Action item →
Using the data beneath, show every line that includes the word "label".

Data provided →
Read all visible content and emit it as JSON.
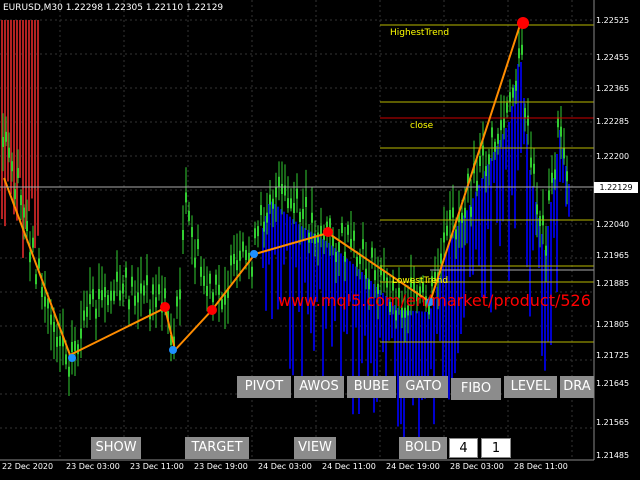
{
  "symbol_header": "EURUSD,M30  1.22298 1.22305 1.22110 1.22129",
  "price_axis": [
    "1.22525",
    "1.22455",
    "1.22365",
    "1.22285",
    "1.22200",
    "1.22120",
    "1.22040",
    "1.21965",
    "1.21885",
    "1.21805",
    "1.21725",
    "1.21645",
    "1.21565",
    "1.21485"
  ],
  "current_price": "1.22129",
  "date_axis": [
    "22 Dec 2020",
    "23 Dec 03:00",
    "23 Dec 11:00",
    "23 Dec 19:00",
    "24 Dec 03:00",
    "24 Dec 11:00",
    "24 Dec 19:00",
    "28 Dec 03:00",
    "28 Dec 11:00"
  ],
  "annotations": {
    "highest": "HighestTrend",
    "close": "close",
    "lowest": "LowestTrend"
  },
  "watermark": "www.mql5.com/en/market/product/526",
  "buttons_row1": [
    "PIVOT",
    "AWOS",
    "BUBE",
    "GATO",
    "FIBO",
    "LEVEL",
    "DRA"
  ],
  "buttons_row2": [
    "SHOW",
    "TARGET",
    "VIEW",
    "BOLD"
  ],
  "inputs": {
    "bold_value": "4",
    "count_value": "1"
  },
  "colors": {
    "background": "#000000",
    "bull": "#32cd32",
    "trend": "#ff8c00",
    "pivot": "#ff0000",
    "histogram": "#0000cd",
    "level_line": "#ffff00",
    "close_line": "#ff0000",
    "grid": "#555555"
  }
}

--

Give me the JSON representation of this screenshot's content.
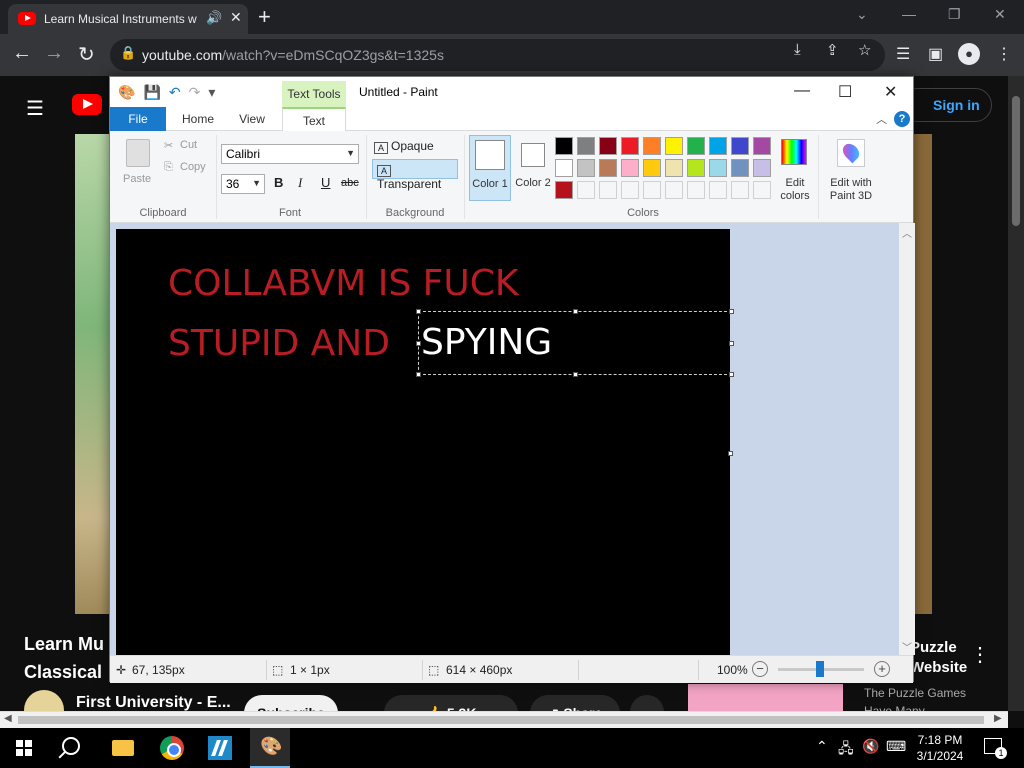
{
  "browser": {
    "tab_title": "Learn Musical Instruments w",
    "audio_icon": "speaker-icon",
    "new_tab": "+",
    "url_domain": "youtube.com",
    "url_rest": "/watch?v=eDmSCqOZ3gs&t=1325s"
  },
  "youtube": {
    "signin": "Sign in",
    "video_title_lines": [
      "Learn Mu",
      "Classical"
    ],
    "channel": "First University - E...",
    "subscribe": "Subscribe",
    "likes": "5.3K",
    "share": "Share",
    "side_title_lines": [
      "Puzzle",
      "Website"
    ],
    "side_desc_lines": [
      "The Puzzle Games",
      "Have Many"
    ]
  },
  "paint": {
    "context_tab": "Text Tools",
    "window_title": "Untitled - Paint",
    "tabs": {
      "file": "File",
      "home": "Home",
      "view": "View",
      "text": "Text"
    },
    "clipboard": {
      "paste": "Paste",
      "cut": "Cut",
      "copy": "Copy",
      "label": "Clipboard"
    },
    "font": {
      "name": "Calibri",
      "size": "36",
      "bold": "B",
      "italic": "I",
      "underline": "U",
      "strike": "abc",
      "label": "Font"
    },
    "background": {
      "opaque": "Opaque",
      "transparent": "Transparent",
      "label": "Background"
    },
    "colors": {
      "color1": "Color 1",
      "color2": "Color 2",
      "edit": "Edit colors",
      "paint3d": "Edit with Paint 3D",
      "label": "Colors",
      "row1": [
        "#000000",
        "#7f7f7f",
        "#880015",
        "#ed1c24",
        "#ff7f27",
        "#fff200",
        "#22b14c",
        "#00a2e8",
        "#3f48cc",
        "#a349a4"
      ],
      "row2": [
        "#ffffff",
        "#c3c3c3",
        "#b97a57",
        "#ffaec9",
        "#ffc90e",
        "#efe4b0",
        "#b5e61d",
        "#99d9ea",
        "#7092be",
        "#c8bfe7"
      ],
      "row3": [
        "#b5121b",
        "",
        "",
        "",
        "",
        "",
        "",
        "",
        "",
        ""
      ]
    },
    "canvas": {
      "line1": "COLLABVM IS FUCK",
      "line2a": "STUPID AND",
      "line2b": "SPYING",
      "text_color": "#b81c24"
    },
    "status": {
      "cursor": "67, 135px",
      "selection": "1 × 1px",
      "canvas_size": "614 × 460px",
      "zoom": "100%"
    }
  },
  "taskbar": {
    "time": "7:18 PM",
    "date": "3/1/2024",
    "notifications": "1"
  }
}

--

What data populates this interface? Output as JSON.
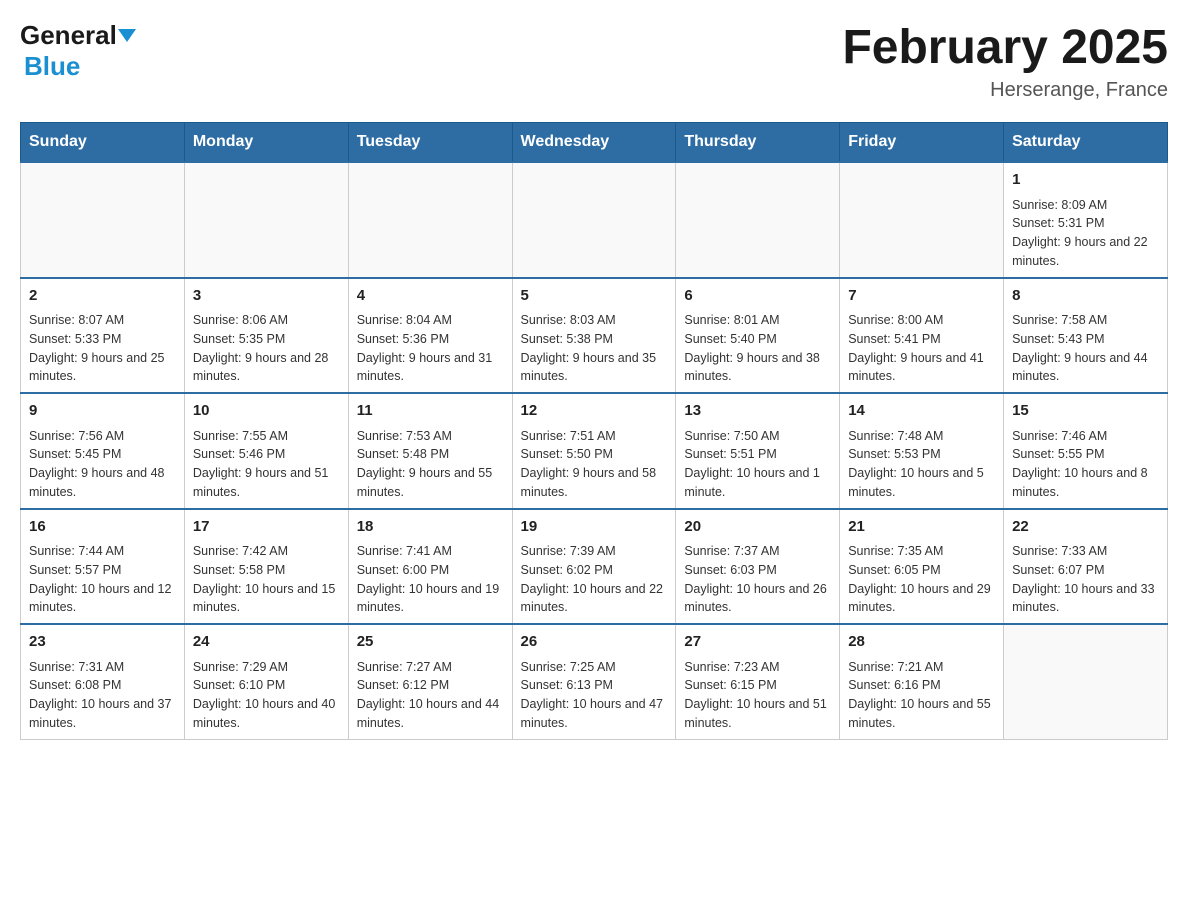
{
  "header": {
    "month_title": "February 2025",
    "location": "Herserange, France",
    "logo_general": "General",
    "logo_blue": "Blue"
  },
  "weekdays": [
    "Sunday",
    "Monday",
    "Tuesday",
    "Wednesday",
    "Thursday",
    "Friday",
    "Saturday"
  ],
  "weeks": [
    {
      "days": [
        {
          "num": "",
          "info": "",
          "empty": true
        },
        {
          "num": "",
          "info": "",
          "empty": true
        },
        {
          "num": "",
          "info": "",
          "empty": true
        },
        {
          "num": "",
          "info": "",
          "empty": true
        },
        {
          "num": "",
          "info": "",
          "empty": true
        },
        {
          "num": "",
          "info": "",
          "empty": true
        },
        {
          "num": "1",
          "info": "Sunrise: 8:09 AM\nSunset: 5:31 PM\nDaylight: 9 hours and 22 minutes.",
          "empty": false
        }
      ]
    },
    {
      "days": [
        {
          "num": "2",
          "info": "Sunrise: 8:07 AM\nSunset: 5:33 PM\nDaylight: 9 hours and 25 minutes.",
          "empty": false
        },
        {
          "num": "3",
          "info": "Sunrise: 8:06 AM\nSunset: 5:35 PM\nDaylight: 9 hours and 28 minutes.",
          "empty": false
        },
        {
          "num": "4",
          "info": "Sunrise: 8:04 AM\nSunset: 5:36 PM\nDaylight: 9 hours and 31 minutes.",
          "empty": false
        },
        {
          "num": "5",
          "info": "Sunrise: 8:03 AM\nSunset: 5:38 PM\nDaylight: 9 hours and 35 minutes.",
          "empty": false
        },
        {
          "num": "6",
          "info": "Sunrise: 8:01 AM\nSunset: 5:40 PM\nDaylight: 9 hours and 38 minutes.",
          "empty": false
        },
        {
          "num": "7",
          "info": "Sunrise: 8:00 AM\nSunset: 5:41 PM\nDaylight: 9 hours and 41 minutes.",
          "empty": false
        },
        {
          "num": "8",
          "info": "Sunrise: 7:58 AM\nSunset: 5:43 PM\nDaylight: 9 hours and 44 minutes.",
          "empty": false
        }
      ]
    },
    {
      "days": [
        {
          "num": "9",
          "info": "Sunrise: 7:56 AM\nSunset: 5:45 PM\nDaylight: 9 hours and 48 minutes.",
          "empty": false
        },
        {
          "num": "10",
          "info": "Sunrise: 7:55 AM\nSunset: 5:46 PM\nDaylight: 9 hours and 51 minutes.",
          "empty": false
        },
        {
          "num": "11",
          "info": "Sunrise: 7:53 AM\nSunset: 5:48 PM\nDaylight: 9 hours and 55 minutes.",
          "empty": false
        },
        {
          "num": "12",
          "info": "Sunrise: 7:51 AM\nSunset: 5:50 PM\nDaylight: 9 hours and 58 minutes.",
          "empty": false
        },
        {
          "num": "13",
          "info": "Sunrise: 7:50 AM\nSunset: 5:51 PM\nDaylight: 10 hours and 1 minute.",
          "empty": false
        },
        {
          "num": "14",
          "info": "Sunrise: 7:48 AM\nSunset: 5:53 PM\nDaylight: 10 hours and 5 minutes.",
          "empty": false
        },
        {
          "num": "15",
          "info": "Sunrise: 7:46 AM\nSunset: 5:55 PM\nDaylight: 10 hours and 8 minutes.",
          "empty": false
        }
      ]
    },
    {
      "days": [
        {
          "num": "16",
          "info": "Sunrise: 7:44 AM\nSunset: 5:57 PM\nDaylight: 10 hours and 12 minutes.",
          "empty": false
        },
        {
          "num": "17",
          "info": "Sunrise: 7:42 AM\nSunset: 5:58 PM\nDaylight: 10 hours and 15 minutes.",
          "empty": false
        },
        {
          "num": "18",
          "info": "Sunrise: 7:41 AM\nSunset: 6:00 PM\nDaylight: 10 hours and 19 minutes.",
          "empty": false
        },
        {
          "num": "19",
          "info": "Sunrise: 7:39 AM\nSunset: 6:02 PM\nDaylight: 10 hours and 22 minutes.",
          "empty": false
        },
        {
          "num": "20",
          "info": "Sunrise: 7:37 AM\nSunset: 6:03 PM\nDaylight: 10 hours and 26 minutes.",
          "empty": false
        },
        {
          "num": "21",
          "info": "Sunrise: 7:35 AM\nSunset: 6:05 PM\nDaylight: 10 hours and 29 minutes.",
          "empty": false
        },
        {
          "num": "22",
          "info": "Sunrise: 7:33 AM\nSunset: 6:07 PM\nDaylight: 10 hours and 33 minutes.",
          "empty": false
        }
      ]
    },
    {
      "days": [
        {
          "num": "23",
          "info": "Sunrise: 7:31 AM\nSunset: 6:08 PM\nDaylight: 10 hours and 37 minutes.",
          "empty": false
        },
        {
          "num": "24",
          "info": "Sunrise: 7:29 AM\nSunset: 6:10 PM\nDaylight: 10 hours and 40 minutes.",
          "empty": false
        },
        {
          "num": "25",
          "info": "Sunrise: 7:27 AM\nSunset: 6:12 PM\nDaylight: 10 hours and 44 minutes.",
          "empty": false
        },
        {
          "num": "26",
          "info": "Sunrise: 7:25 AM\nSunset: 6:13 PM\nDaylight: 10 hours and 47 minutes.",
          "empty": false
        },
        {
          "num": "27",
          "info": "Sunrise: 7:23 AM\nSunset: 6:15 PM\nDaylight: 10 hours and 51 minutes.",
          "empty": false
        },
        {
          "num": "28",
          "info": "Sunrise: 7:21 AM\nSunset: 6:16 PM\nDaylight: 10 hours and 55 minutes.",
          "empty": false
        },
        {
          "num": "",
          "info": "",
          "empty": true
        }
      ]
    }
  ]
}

Completed exercise →
      "label": "Clipboard"
      "label": "Font"
      "label": "Background"
      "label": "Colors",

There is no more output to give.